This is an example of the final model run that began in 1960 with the Mamiya Press, the Universal being introduced in 1969. It is a medium format rangefinder targeted squarely at the professional press market, and features interchangeable backs and lenses. This example was inherited from my wife’s Grandfather, who was himself a newspaper man.
When first introduced it featured a bellows back, that allowed some tilt/shift adjustments, but by the Universal model that was dropped. A variety of backs may be fitted, and the museum sample includes a 6×9 film back, several wooden two sided sheet film backs, and a ground glass focusing screen with hood.
Both the 120 roll back and sheet film holders have seen lots of use, with the wooden sheet holders worn smooth and bare. It’s easy to picture Dick Laudick, Manager/Editor/Publisher of the Putnam County Sentinel, where he worked for 44 years, sliding films backs on, over, and off as he shot local newsworthy events.

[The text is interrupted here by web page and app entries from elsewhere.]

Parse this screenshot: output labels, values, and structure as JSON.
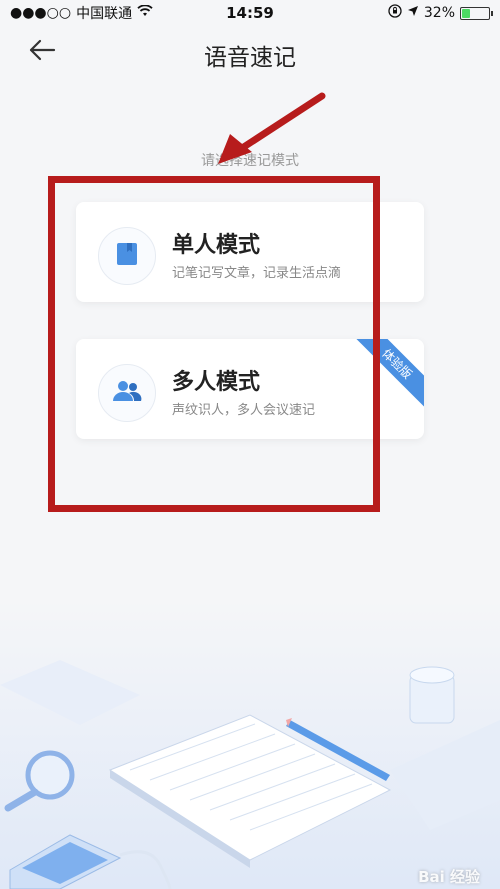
{
  "status_bar": {
    "signal": "●●●○○",
    "carrier": "中国联通",
    "time": "14:59",
    "battery_percent": "32%",
    "battery_level": 0.32
  },
  "nav": {
    "title": "语音速记",
    "back_icon": "back-arrow-icon"
  },
  "hint": "请选择速记模式",
  "modes": [
    {
      "title": "单人模式",
      "desc": "记笔记写文章，记录生活点滴",
      "icon": "bookmark-icon"
    },
    {
      "title": "多人模式",
      "desc": "声纹识人，多人会议速记",
      "icon": "users-icon",
      "badge": "体验版"
    }
  ],
  "watermark": "Bai 经验",
  "colors": {
    "accent": "#4a90e2",
    "annotation": "#b71c1c"
  }
}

Each lens features a leaf shutter, and so blackout slides must be remembered before switching lenses. An easy to operate bayonet makes swapping lenses simple, but the need to remove and reattach the cable release slows the process down a little.